How to Edit Essays & Papers for Incorrect Sentence Structure
Fused sentences and comma splices are common in writing and can easily be corrected with punctuation. Learn how to recognize and correct run-on sentences in your writing.
The run-on sentence is one of the most common mistakes in the English language from the time a person learns how to put sentences together to the time a person writes essays and papers for classes.
Understanding what run-on sentences are and how to identify them in your writing will increase professionalism as a top essay writer in your writing and improve your credibility as a writer, whether you are writing a thesis statement or an email to a coworker.

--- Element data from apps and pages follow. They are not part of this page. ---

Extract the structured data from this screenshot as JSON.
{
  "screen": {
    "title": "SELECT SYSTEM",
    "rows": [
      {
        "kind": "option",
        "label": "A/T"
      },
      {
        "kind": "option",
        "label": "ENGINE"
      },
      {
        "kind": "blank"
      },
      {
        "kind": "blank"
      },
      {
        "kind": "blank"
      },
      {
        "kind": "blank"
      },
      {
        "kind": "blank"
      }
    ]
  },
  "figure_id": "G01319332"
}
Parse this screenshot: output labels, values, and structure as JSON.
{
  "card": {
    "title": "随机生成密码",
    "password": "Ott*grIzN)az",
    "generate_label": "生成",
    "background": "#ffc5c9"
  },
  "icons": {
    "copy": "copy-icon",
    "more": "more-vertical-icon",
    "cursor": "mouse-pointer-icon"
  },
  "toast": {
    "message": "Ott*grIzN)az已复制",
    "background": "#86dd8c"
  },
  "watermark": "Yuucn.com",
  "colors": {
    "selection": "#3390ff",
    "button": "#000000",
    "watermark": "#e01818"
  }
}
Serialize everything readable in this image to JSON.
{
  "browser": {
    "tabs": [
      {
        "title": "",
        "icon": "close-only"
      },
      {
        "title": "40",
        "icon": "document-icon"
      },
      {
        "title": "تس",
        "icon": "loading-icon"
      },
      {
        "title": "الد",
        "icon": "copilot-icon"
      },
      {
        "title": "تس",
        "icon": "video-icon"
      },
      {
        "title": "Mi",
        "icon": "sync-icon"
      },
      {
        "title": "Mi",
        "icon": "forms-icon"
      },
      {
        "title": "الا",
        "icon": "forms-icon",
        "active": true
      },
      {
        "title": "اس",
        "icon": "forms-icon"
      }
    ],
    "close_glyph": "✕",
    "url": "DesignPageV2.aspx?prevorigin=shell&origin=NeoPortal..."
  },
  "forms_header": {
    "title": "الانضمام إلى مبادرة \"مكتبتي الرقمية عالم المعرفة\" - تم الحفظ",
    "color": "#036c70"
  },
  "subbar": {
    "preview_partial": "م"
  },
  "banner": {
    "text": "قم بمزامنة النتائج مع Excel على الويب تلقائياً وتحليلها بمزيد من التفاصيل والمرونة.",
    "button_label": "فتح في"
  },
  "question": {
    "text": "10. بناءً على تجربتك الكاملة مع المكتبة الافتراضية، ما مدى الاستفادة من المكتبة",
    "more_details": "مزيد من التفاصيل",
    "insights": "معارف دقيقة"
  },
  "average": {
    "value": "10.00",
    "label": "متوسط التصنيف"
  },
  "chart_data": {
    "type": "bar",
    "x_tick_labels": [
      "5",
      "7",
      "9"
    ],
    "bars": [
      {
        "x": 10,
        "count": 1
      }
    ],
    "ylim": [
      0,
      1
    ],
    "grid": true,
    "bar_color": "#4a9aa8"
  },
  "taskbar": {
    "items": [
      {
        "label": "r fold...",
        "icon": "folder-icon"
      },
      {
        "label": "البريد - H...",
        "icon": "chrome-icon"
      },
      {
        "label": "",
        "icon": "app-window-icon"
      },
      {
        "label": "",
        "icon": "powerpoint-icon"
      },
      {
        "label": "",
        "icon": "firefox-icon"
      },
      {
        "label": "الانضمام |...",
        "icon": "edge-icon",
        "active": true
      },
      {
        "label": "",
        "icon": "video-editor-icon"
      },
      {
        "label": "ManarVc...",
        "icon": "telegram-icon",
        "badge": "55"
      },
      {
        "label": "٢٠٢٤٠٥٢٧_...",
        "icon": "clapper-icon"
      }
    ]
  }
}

Recognizing Fused Sentences in Writing
A fused sentence is a type of run-on sentence most commonly found in elementary writing. A fused sentence contains two complete sentences written back to back with no punctuation or capitalization. The following are examples of fused sentences:
- I’ll bring the salad you bring the dessert.
- Can you believe that she told him that it’s like she never even told him she loved him?
Although the first example is short, there are two complete thoughts contained in the sentence. “I’ll bring the salad” and “You bring the dessert” should be combined in some way to make a complete sentence or separated to make two sentences. Similarly, the second example should be separated between the words “that” and “it’s.”
Recognizing Comma Splices in Writing
Comma splices are common in all types of writing and occur when two sentences are combined with nothing but a comma. Most people learn that two sentences cannot be joined by only a comma because a comma doesn’t contain enough “glue” to hold the sentence together. The following are examples of comma splices:
- You grab the cups, I’ll get the plates.
- As she approached the cat, it pounced on Jonah, he let out a yelp.
The first example contains two complete sentences, “Jason, you grab the cups” and “I’ll get the plates” that need more punctuation than a comma. The second example combines a dependent clause with an independent clause, but the second independent clause “he let out a yelp” needs more than a comma to combine it with the first sentence.
Ways to Correct Run-On Sentences
While run-on sentences occur frequently in writing, they can be easily corrected once identified. Run-on sentences can be easily fixed in four ways:
- By ending the first sentence with a period and starting a new sentence with a new thought.
- By placing a semicolon between the two sentences.
- By placing a comma and conjunction after the first sentence.
- By making one of the sentences dependent on the other.
While using any of the methods is acceptable and grammatically correct for correcting a run-on sentence, sometimes it makes more sense to use one method over another.
When the run-on sentence contains two short and related sentences, like the first example sentence, it makes more sense to connect the two using a semicolon: “I’ll bring the salad; you bring the dessert.”
Likewise, if the sentences are lengthy and/or unrelated, it makes more sense to make the two separate sentences: “Can you believe she told him that? It’s like she never even told him she loved him.”
If one sentence is a reaction or response to another, it makes sense to either use the comma and conjunction method or the dependent/independent method. Comma/conjunction: “As she approached the cat, it pounced on Jonah, and he let out a yelp.” Dependent/Independent: “‘If you grab the cups, I’ll get the plates.“
Remember that any of the above methods are acceptable for correcting run-on sentences, so do not limit yourself to one or two methods as variety in sentence structure improves writing style.